If the size standard for your primary NAICS is employee based, you would take the average number employees you’ve had for the past 12 months. To calculate a business’ size for an industry based on employees, you would take the average number of employees of your business based upon the number of employees for each of the pay periods for the preceding completed 12 calendar months. If you have been in business for less than 12 months, you would take the average number of employees each of the pay periods during which you have been in business. According to SBA, employees are all individuals employed on a full-time, part-time, or other basis. This includes employees obtained from a temporary employee agency, professional employer organization, or leasing concern.
To highlight how size standards apply for specific industries, let me go through couple of examples. For NAICS code 541330, Engineering Services, the size standard is revenue based. As such, in order to be small in this industry, a business must have annual receipts (averaged over the past three years) that is equal to or less than $15 million. Electronic Computer Manufacturing, which is NAICS code 334111, is an industry measured by employees. So, in order to be small in this industry, a business’ number of employees (averaged over the past 12 months) needs to be equal to or less than 1,000.
It’s important to note that even if you are not small in your primary NAICS, but small in other secondary industries, you are still able to certify as a small business and pursue small business opportunities in the industries for which you meet SBA size standards. However, being small in your primary NAICS is particularly important for businesses interested in participating in Federal small business contracting programs, including the 8(a) BD program and HUBZone program.

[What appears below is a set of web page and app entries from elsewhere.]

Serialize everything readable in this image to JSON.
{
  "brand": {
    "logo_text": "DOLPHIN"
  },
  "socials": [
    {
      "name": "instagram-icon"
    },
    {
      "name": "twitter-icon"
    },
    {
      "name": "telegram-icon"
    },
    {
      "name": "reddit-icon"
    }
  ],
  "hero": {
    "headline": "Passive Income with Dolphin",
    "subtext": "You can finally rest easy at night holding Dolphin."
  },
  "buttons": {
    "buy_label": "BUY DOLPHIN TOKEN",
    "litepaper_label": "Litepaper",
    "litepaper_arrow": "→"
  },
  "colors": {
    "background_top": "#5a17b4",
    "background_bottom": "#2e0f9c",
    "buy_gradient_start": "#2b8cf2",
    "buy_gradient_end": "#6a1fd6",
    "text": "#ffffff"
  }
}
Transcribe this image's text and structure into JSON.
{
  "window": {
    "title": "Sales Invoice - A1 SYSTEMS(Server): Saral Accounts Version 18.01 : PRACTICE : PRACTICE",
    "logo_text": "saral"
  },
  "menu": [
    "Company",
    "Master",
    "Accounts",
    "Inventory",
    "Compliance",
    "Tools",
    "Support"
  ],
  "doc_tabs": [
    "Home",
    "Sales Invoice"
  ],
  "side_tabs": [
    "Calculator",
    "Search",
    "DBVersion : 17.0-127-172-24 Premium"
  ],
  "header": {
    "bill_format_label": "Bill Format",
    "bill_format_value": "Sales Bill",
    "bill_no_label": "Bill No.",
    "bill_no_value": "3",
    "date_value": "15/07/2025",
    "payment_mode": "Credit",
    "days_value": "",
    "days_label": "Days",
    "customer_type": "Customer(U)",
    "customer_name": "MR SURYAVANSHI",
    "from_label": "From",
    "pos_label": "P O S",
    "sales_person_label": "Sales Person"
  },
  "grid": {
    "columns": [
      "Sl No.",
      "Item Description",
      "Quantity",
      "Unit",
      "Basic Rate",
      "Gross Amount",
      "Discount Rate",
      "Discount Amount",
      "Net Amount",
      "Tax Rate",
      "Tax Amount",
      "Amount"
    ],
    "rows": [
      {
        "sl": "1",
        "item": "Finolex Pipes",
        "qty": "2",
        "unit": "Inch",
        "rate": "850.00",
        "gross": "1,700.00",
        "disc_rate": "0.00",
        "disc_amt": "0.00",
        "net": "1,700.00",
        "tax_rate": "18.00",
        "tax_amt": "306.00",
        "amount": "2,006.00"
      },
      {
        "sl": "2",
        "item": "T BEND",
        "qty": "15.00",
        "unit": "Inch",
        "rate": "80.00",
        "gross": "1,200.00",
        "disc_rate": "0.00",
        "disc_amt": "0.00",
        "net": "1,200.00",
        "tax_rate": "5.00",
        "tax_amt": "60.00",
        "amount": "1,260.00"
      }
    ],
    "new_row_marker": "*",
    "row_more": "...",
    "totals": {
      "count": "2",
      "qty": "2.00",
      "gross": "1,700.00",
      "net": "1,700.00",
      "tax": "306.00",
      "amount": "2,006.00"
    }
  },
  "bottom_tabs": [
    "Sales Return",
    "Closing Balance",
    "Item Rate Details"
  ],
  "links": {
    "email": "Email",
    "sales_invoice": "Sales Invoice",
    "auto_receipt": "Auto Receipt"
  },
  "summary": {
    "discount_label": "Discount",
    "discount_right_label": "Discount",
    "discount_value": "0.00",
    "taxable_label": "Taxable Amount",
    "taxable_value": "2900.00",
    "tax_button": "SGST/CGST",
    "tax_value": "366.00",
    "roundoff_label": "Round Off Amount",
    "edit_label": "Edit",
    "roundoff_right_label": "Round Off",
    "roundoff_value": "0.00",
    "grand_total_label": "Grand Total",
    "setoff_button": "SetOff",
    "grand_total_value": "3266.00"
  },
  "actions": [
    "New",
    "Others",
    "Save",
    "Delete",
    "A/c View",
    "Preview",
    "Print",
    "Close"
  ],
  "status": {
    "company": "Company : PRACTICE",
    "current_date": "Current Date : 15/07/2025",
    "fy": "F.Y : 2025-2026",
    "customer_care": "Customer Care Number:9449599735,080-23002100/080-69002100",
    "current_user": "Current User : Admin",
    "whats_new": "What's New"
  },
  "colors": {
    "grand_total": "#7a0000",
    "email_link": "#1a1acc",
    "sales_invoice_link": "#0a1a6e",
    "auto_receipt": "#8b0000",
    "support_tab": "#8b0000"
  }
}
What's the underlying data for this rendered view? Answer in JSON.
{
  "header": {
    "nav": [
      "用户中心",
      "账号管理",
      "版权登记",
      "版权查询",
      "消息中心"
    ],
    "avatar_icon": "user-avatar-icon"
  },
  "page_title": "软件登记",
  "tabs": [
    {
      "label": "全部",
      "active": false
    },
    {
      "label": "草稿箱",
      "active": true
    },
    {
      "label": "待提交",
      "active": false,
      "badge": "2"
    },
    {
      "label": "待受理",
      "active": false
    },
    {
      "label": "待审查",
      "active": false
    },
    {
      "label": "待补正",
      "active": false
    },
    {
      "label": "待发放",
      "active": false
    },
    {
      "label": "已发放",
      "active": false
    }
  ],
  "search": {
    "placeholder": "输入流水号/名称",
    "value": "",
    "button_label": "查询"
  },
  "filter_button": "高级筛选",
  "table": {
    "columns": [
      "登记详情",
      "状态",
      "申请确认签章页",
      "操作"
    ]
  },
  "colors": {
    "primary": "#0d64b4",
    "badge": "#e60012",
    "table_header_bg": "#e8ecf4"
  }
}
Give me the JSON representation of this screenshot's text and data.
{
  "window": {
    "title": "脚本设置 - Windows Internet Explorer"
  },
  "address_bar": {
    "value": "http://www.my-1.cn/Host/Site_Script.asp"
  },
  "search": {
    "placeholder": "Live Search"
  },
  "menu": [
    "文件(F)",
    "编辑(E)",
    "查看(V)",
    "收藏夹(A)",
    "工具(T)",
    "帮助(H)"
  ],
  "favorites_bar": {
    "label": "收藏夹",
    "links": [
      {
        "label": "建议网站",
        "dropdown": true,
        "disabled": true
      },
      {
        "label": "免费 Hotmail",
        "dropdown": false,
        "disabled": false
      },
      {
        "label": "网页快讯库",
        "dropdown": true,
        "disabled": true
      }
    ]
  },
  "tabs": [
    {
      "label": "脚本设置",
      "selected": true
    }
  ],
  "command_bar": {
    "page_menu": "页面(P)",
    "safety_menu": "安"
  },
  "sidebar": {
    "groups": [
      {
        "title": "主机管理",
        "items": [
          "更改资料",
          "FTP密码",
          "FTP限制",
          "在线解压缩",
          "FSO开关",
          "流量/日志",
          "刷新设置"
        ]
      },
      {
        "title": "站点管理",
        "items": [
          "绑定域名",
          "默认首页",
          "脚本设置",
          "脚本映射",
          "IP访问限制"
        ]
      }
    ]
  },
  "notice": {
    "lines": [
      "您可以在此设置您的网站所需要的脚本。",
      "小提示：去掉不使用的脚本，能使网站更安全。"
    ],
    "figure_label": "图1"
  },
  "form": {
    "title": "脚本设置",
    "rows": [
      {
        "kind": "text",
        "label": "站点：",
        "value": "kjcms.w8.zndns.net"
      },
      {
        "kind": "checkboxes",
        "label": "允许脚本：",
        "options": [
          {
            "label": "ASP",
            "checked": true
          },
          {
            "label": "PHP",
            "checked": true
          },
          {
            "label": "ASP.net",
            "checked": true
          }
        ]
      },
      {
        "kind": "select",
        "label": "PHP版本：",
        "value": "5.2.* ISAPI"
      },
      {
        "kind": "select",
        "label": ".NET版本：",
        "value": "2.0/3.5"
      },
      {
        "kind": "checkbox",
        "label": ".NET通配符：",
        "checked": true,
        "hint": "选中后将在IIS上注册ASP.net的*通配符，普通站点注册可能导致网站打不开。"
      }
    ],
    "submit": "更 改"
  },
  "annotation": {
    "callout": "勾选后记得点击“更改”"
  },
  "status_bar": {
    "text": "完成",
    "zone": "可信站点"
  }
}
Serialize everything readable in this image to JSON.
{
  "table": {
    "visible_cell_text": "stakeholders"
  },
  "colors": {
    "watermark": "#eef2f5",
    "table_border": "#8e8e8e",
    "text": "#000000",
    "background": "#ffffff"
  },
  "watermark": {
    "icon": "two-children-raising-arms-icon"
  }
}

For more information on this or other issues relevant to small businesses in Federal contracting, please contact us at: email@example.com.